'My father rarely talked about what happened the day the Lusitania went down' - Families remember 1915 tragedy
Frank Holman could feel the little arms around his neck loosen. The eight-year-old boy he’d been carrying on his back in the icy cold waters off the Cork Coast had lost his fight for life.
“My father rarely talked about what happened the day the Lusitania went down,” explains his daughter Barbara, adding “he’d wake up in the middle of the night screaming and shouting, the disaster never left him.”
Barbara is just one of the relatives of those involved in the 1915 Lusitania tragedy on board the Cunard Lines’ ‘Lusitania Remembered’ voyage which set sail from Southampton yesterday afternoon.
Travelling on the 964 feet long Queen Victoria vessel she and almost 2,000 other passengers will sail into Cobh on Thursday morning – exactly 100 years to the day that a German U-boat torpedoed the Lusitania killing 1,198 passengers and crew.
Barbara’s father survived the disaster after spending five hours in the freezing Atlantic waters – the little boy’s body was never found.
Locals along the Cork coast helped nurse survivors back to health and bury the dead.
On entrance to Cobh the relatives will throw flowers overboard at the site where the RMS Lusitania sank - its wreckage still rests on the sea floor today.
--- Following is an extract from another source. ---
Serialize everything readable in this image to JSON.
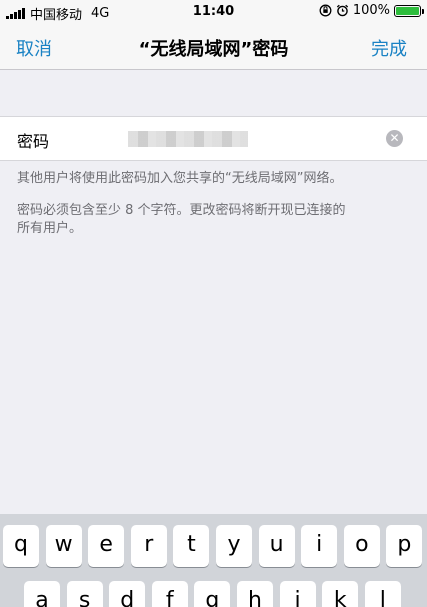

“Between 1915 and 1918 the Cunard Line lost 20 ships to enemy attack. The biggest loss was the Lusitania. We felt that this year we needed to remember the tragedy and so devised the ‘Lusitania Remembered’ voyage,” explains the cruise company’s historian Michael Gallagher.
A Lusitania exhibition featuring life jackets used to telegrams sent informing families that their loved ones had perished was officially opened on board yesterday.
During the voyage guest speakers, including former broadcaster Martin Bell, will give lectures about the sinking and its impact.
“Many believe the age of ‘total war’ began off the south coast of Ireland that yesterday 100 years ago,” Martin Bell told the Irish Independent.
Other relatives include George Harrison. His Great grandfather George Little managed to survive the attack with the help of local people in Cobh but a long lasting condition caused by hours spent in the water led to his premature death a few years later.
“Stopping just above the wreck and paying our respects to those who died will be a very moving occasion,” he said.
Further tributes will be paid at the Lusitania graves in the Old Churchyard outside Cobh on Thursday prior to a special commemorative service. And the Queen Victoria will sound her whistle at 2.10pm, the moment the torpedo hit the Lusitania and at 2.28pm the time it sank.
President Michael D Higgins will lead the commemoration events in Cobh to mark the centenary of the disaster. The British, German and US ambassadors to Ireland will also be in attendance.
Captain Michael McCarthy, Commercial Manager of the Port of Cork who are lead organizers for the event said: “we expect that up to 10,000 people from across Ireland and beyond, many of whom have personal connections to the Lusitania disaster, will descend on the town of Cobh this Thursday to remember all those who lost their lives.